Show Me: David Lavender on the short story writer’s dilemma

A short story needs motives.

Show Me: David Lavender on the short story writer's dilemmaThe cold tip of Sam’s snub-nosed revolver digs into Madeleine’s back as he muscles her onto the ledge. She watches her cherry-red pump, dangling tenuously from one foot, finally slip and fall to the pavement below. “One more sound from you,” Sam says, “and you’ll end up like that pretty high heel of yours.”

It’s tempting for a short story writer to open the story right in the heart of the action. Crash, bang, guns blazing, lovers screaming. It’s an easy way to hook readers, right? Place them right in the action, and they’ll be forced to keep turning the pages to see what happens next.

So page one has fire. Page one has promise. But what happens when you get to page two?

This is the short story writer’s dilemma, says two-time Pulitzer Prize nominee David Lavender in the August 1942 issue of The Writer. So your main character is in peril. So what? asks the reader.

“The finest fight, the dearest love in all the world means little to the reader” until he or she knows the characters and the motives behind their antics.

Although the height of conflict may be the most exciting part for the writer, your readers haven’t yet been given a reason to care if your character lives or dies. You could halt the action and take your readers down memory lane via a flashback, but then writers are often forced to use past perfect tense – and “nothing so stultifies the active flow of narrative as does the frequent repetition of that three letter word ‘had.’”

Here’s what Lavender suggests: Instead of using the beginning of your story to set up the plot, use it to set it up the stakes.
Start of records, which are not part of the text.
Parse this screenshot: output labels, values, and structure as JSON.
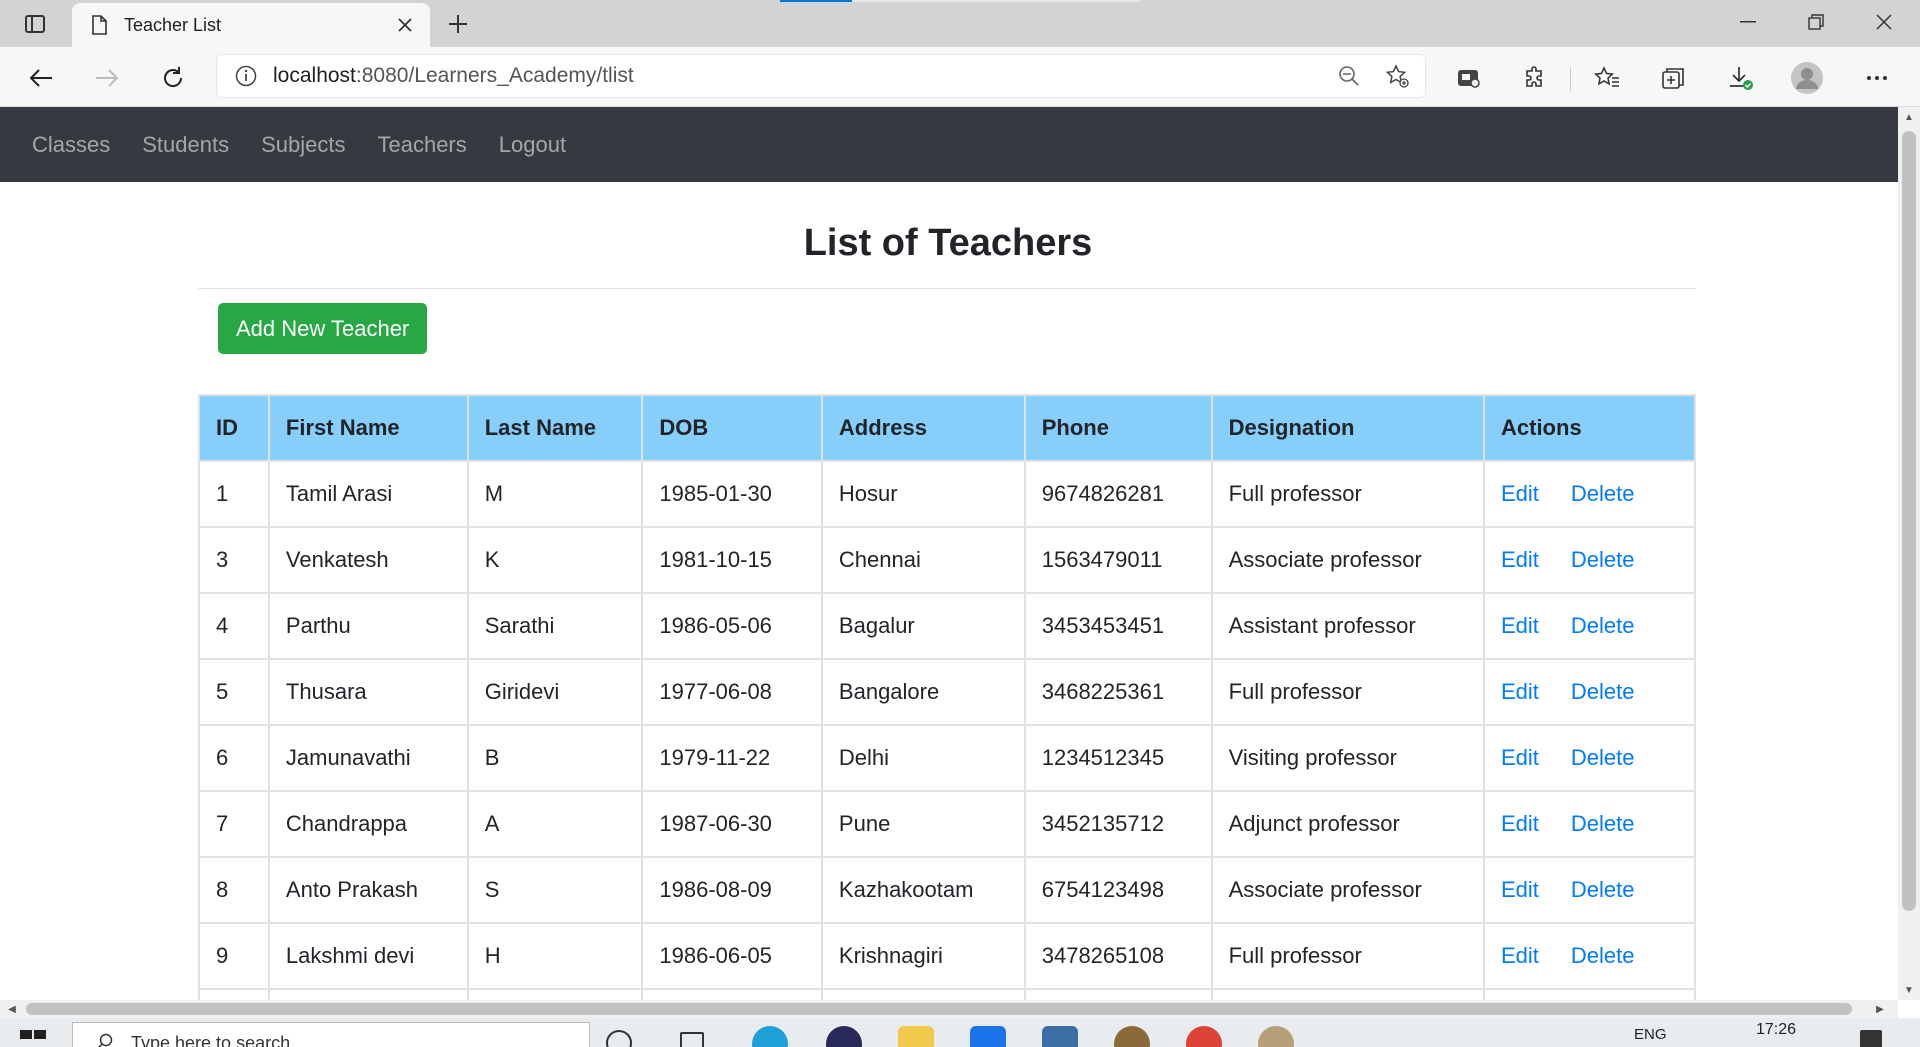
{
  "browser": {
    "tab_title": "Teacher List",
    "url_host": "localhost",
    "url_path": ":8080/Learners_Academy/tlist"
  },
  "nav": {
    "items": [
      "Classes",
      "Students",
      "Subjects",
      "Teachers",
      "Logout"
    ]
  },
  "page": {
    "title": "List of Teachers",
    "add_button": "Add New Teacher"
  },
  "table": {
    "headers": [
      "ID",
      "First Name",
      "Last Name",
      "DOB",
      "Address",
      "Phone",
      "Designation",
      "Actions"
    ],
    "action_labels": {
      "edit": "Edit",
      "delete": "Delete"
    },
    "rows": [
      [
        "1",
        "Tamil Arasi",
        "M",
        "1985-01-30",
        "Hosur",
        "9674826281",
        "Full professor"
      ],
      [
        "3",
        "Venkatesh",
        "K",
        "1981-10-15",
        "Chennai",
        "1563479011",
        "Associate professor"
      ],
      [
        "4",
        "Parthu",
        "Sarathi",
        "1986-05-06",
        "Bagalur",
        "3453453451",
        "Assistant professor"
      ],
      [
        "5",
        "Thusara",
        "Giridevi",
        "1977-06-08",
        "Bangalore",
        "3468225361",
        "Full professor"
      ],
      [
        "6",
        "Jamunavathi",
        "B",
        "1979-11-22",
        "Delhi",
        "1234512345",
        "Visiting professor"
      ],
      [
        "7",
        "Chandrappa",
        "A",
        "1987-06-30",
        "Pune",
        "3452135712",
        "Adjunct professor"
      ],
      [
        "8",
        "Anto Prakash",
        "S",
        "1986-08-09",
        "Kazhakootam",
        "6754123498",
        "Associate professor"
      ],
      [
        "9",
        "Lakshmi devi",
        "H",
        "1986-06-05",
        "Krishnagiri",
        "3478265108",
        "Full professor"
      ],
      [
        "",
        "",
        "",
        "",
        "",
        "",
        ""
      ]
    ]
  },
  "taskbar": {
    "search_placeholder": "Type here to search",
    "clock_time": "17:26",
    "language": "ENG"
  },
  "colors": {
    "navbar_bg": "#343a40",
    "table_header_bg": "#87cefa",
    "add_button_bg": "#28a745",
    "link_color": "#007bff"
  }
}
Instead of starting at the height of conflict, start at the height of desire.

“You need not worry about being dull if you can present within the first few hundred words a definite character in the grip of a definite emotion,” Lavender says.

But introducing a character and his motives to an audience must be done deftly and without explanation. For example, if setting up a boy-loves-girl story, Lavender says, “I must show the boy immediately engaged in wanting the girl. I must do it with unobtrusive little touches. I must bring it out through the way he acts and what he says, being at all times careful not to let the reader guess that he is having something explained to him.”
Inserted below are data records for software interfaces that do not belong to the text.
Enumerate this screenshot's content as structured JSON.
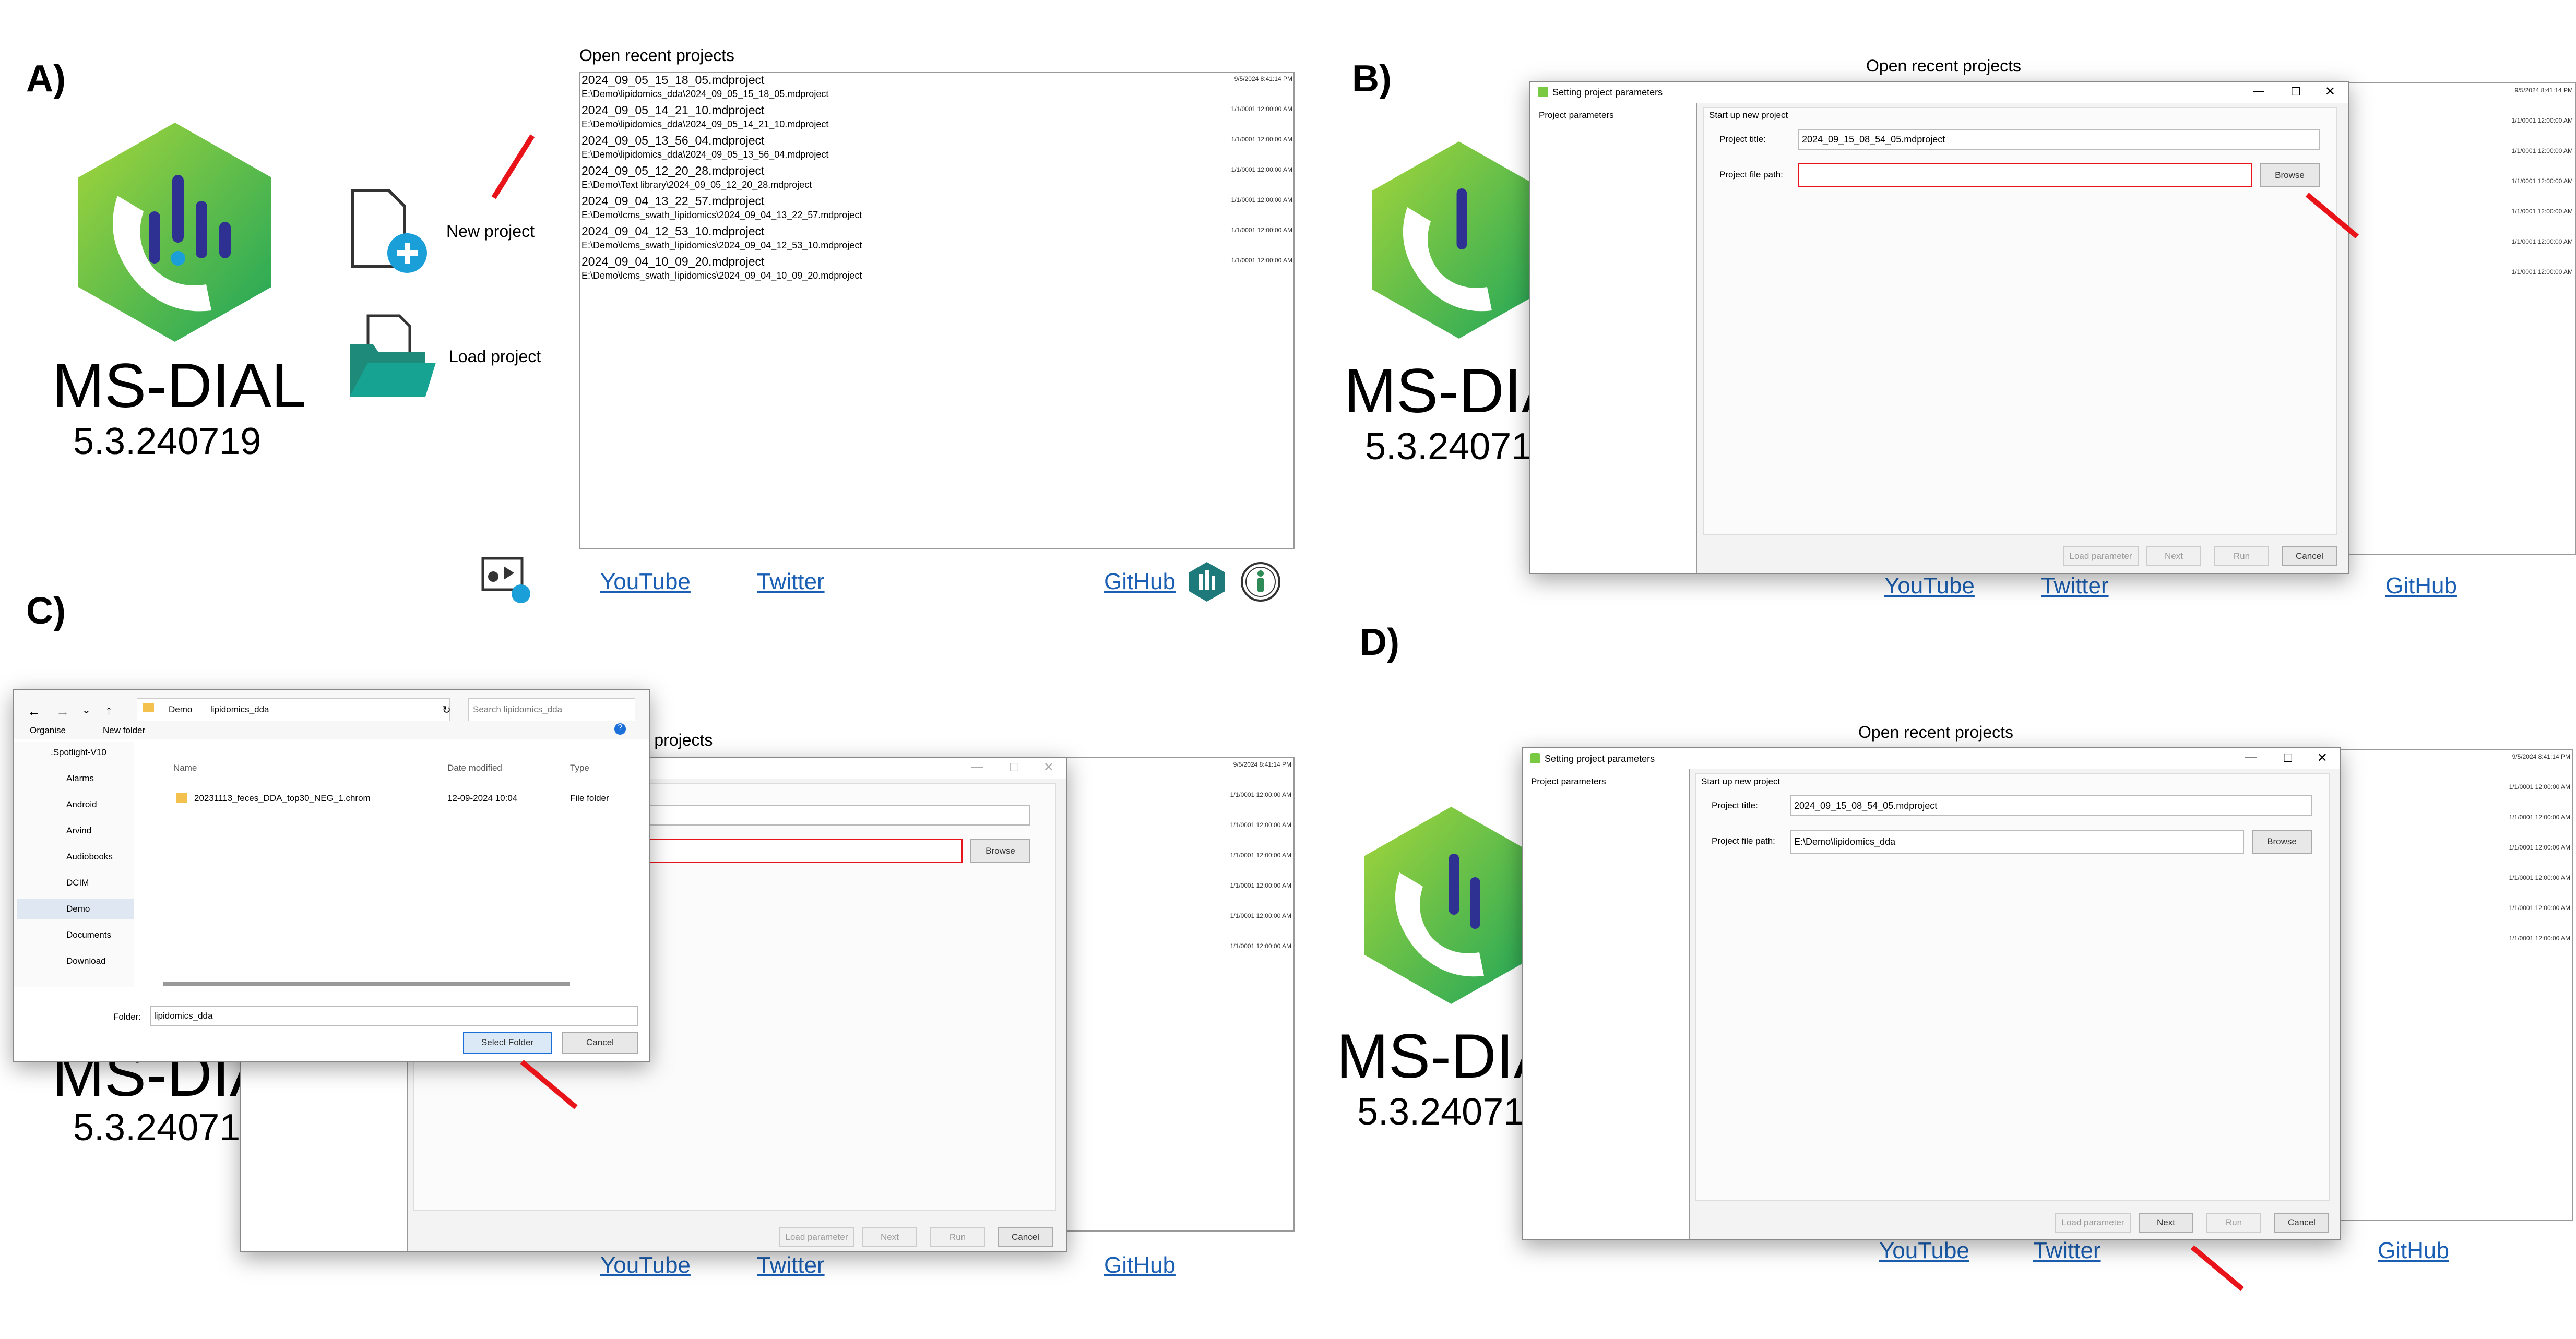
{
  "panel_labels": [
    "A)",
    "B)",
    "C)",
    "D)"
  ],
  "app": {
    "name": "MS-DIAL",
    "version": "5.3.240719",
    "version_cropped": "5.3.24071",
    "name_cropped": "MS-DIA"
  },
  "start": {
    "new_project": "New project",
    "load_project": "Load project"
  },
  "recent": {
    "title": "Open recent projects",
    "items": [
      {
        "name": "2024_09_05_15_18_05.mdproject",
        "path": "E:\\Demo\\lipidomics_dda\\2024_09_05_15_18_05.mdproject",
        "date": "9/5/2024 8:41:14 PM"
      },
      {
        "name": "2024_09_05_14_21_10.mdproject",
        "path": "E:\\Demo\\lipidomics_dda\\2024_09_05_14_21_10.mdproject",
        "date": "1/1/0001 12:00:00 AM"
      },
      {
        "name": "2024_09_05_13_56_04.mdproject",
        "path": "E:\\Demo\\lipidomics_dda\\2024_09_05_13_56_04.mdproject",
        "date": "1/1/0001 12:00:00 AM"
      },
      {
        "name": "2024_09_05_12_20_28.mdproject",
        "path": "E:\\Demo\\Text library\\2024_09_05_12_20_28.mdproject",
        "date": "1/1/0001 12:00:00 AM"
      },
      {
        "name": "2024_09_04_13_22_57.mdproject",
        "path": "E:\\Demo\\lcms_swath_lipidomics\\2024_09_04_13_22_57.mdproject",
        "date": "1/1/0001 12:00:00 AM"
      },
      {
        "name": "2024_09_04_12_53_10.mdproject",
        "path": "E:\\Demo\\lcms_swath_lipidomics\\2024_09_04_12_53_10.mdproject",
        "date": "1/1/0001 12:00:00 AM"
      },
      {
        "name": "2024_09_04_10_09_20.mdproject",
        "path": "E:\\Demo\\lcms_swath_lipidomics\\2024_09_04_10_09_20.mdproject",
        "date": "1/1/0001 12:00:00 AM"
      }
    ]
  },
  "links": {
    "youtube": "YouTube",
    "twitter": "Twitter",
    "github": "GitHub"
  },
  "dialog": {
    "title": "Setting project parameters",
    "sidebar_item": "Project parameters",
    "group": "Start up new project",
    "title_label": "Project title:",
    "title_value": "2024_09_15_08_54_05.mdproject",
    "path_label": "Project file path:",
    "path_value_empty": "",
    "path_value_filled": "E:\\Demo\\lipidomics_dda",
    "browse": "Browse",
    "load_parameter": "Load parameter",
    "next": "Next",
    "run": "Run",
    "cancel": "Cancel",
    "title_fragment": "ect"
  },
  "folder_dialog": {
    "breadcrumb": [
      "Demo",
      "lipidomics_dda"
    ],
    "search_placeholder": "Search lipidomics_dda",
    "organise": "Organise",
    "new_folder": "New folder",
    "col_name": "Name",
    "col_date": "Date modified",
    "col_type": "Type",
    "tree": [
      ".Spotlight-V10",
      "Alarms",
      "Android",
      "Arvind",
      "Audiobooks",
      "DCIM",
      "Demo",
      "Documents",
      "Download"
    ],
    "file": {
      "name": "20231113_feces_DDA_top30_NEG_1.chrom",
      "date": "12-09-2024 10:04",
      "type": "File folder"
    },
    "folder_label": "Folder:",
    "folder_value": "lipidomics_dda",
    "select_folder": "Select Folder",
    "cancel": "Cancel"
  },
  "c_recent_title_fragment": "ent projects",
  "colors": {
    "accent_red": "#e8141a",
    "link_blue": "#1a5fb4",
    "logo_green": "#7ac943",
    "logo_purple": "#2e3192"
  }
}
In other words? Show, don’t tell: Fiction fans don’t want to hear about desire. They want to see it; they want to feel it.

So start your story again. Find out what your characters want most of all, and begin your story there. Cut to the heart of their desires and work outward into your plot. And resist the urge to tell your readers everything: Have faith in their ability to connect the dots.

“Never underestimate the reader’s imagination. It is more powerful than all your fine writing,” Lavender says. “True skill consists in inspiring, rather than in substituting yourself for it.”

Nicki Porter is an associate editor at The Writer. She believes Sam and Madeleine are now happily married and living in a double-wide in Nebraska. They have two cats.